Lon Snowden’s son faces espionage charges in the U.S. after admitting to leaking classified information detailing secret NSA surveillance programs.

The Obama administration had pressured Russia to return Edward Snowden to the U.S. after he fled to Moscow airport to avoid an extradition request, but Moscow last week granted Snowden temporary asylum.

On Tuesday, Obama snubbed Putin, canceling plans to attend a bilateral summit next month ahead of the G-20 summit. 

Lon Snowden said he hoped that the dispute with Russia would not distract attention from the NSA’s spying programs.

“The fight isn't in Russia," he told Reuters. "The fight is right here. The fight is about these programs that undermine, infringe upon, violate our constitutional rights.”

He said his son faced a “moral hazard” and had no choice but to flee U.S. law enforcement after revealing what he believed were “real abuses” by intelligence agencies and the administration.

“I believe that my son revealed real abuses by the government, and I believe that we have many politicians, up to the highest levels, many politicians who are threatened and embarrassed by that,” said Snowden. 

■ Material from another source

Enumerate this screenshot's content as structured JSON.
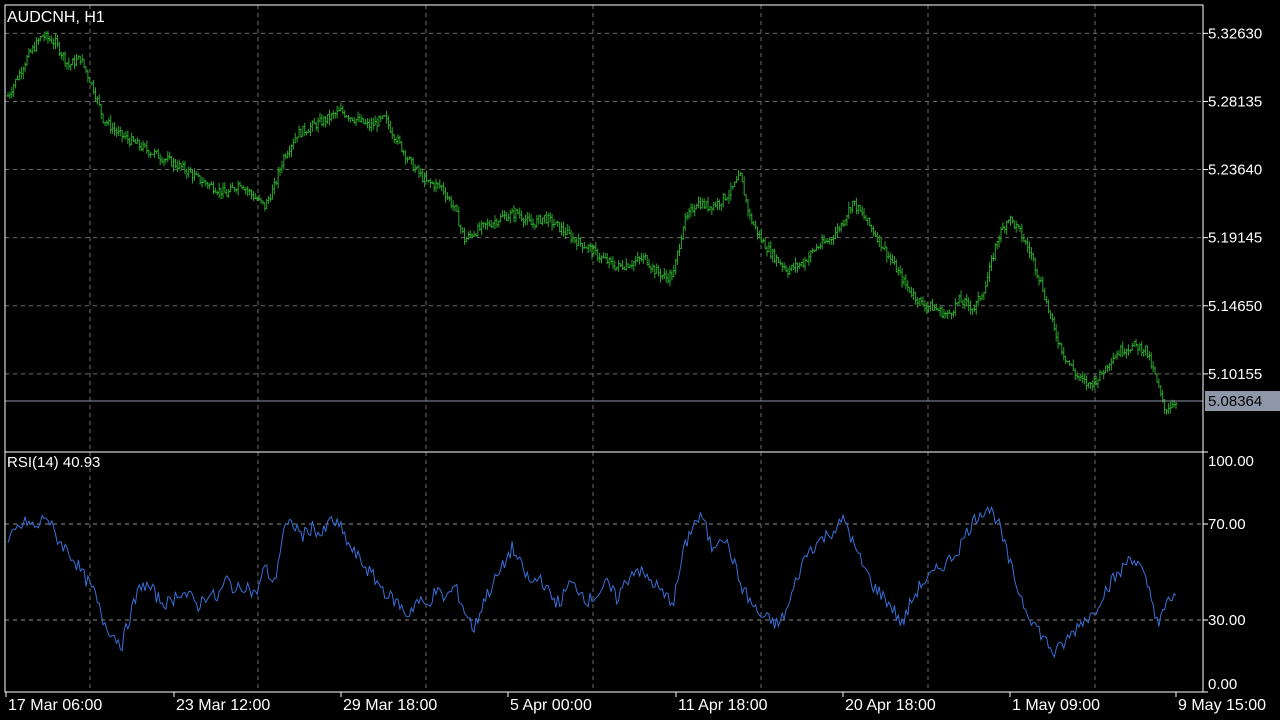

Lon Snowden said he intended to create a nonprofit group to better educate Americans about their privacy rights. 

“I'm going to fight, and I'm going to push forward on this issue, and there's not a politician up to the president of the United States who is going to intimidate me,” he vowed.